A new book claims an Israeli spy who committed suicide in prison was jailed for leaking secrets about a highly sensitive operation aimed at thwarting Iran while in an Australian university.

The book by Australian journalist Rafael Epstein, revealed Saturday in an excerpt published in the Sydney Morning Herald, contradicts earlier reports that Ben Zygier was put in an Israeli jail after an attempt to recruit a Hezbollah agent went awry.

Zygier, known until recently only as “Prisoner X,” hanged himself in 2010 under mysterious circumstances. His identity and reports surrounding his death came to light last year following an Australian investigative television report.

According to Epstein, Zygier revealed elements of an Israeli operation to an Iranian businessman at Monash University, where he was studying.

Zygier did not play a senior role in the operation, which involved an Italian telecom firm with ties in Africa and the Middle East, but was familiar with its workings.

“He had been to Tehran, and he knew plenty about what the Mossad was trying to do,” Epstein writes, according to a Haaretz report.

In May, Australian and German media reported that Zygier had been jailed after unwittingly exposing Israeli assets in Lebanon while on a maverick mission in a bid to regain good standing with his Mossad superiors.

According to a Der Spiegel report at the time, Zygier, who was apparently recruited by the Mossad spy agency in 2003, was sent to Europe in 2005 to infiltrate companies that were dealing directly with Iran.

Zygier’s mission was to try to gain access to potential informants in Iran and Syria. However, after two years, during which he was employed in the accounting division of a company, Zygier was recalled to Israel without having achieved substantial results.

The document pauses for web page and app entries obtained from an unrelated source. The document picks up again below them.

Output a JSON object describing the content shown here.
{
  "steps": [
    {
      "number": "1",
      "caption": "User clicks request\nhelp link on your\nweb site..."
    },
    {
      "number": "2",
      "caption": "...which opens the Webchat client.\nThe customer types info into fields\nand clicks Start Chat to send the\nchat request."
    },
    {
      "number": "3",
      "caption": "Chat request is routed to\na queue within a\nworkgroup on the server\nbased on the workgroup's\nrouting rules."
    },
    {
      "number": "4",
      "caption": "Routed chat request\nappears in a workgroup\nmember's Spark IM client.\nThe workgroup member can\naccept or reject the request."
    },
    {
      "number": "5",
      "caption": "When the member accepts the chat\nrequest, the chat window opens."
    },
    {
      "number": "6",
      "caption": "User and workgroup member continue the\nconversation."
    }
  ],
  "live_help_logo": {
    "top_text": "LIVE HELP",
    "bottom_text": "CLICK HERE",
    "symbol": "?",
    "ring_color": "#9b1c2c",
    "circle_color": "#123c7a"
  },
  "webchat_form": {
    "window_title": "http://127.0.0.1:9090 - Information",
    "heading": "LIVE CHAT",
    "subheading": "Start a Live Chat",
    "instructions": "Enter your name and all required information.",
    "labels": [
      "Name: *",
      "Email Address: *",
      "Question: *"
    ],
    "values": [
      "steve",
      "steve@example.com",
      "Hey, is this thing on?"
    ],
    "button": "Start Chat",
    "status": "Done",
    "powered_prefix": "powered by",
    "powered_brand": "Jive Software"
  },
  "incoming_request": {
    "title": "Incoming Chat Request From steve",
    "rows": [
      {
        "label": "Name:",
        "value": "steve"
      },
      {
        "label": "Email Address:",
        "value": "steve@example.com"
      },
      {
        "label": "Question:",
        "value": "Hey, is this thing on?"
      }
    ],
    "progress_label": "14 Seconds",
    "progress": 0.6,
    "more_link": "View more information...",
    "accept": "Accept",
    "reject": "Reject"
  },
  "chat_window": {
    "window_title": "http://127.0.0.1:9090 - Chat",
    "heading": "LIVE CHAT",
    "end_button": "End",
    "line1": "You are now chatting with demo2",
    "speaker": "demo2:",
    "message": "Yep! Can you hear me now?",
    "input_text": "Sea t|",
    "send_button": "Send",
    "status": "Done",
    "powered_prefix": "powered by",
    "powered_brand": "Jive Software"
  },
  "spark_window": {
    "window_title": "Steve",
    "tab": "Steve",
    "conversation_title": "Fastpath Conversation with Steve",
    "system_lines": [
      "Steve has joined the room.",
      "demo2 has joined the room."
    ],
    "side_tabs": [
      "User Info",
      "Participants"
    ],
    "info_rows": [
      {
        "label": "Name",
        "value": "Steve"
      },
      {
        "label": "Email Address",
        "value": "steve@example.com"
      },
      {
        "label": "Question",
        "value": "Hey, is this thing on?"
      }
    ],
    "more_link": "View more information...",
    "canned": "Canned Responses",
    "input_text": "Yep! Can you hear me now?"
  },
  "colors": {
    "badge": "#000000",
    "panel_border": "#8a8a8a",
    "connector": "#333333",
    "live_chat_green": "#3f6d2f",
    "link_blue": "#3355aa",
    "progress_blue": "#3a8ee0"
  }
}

Zygier, disappointed, was assigned a desk job but still hoped to find his way back into the field, Der Spiegel reported. Apparently acting on his own initiative, he began trying to recruit informants in Lebanon to spy on the Hezbollah terror organization. He contacted an affiliate of the group in a Balkan state and tried to recruit him. However, the Hezbollah activist succeeding in turning the tables and duped Zygier into providing information that eventually led to the arrest of a string of informants in Lebanon.

Meanwhile, after spending a year behind a desk, Zygier asked for permission to continue his academic studies in Melbourne, and in 2008 he began a graduate degree in Monash University. During the period of his studies, Zygier was apparently indiscreet about his activities with the Mossad, which eventually learned he was leaking details of his service, some of them inaccurate.

Zygier was called back to Israel to face an investigation during which details of his unauthorized solo Hezbollah operation came to light, according to the German report. He was subsequently arrested, incarcerated under strict secrecy, and charged with what one of his lawyers said were “serious” crimes.

However, according to Epstein, Zygier never embarked on the rogue mission to recruit Hezbollah operatives.

Epstein did not talk to Zygier’s family, who reportedly received a $1 million payout from Israel and have remained silent about the spy’s death.

However he claims in the book that Zygier attempted suicide several times before he took his own life in a heavily guarded cell on December 15, 2010.

According to Haaretz, Epstein and Zygier were involved in Zionist youth activities together.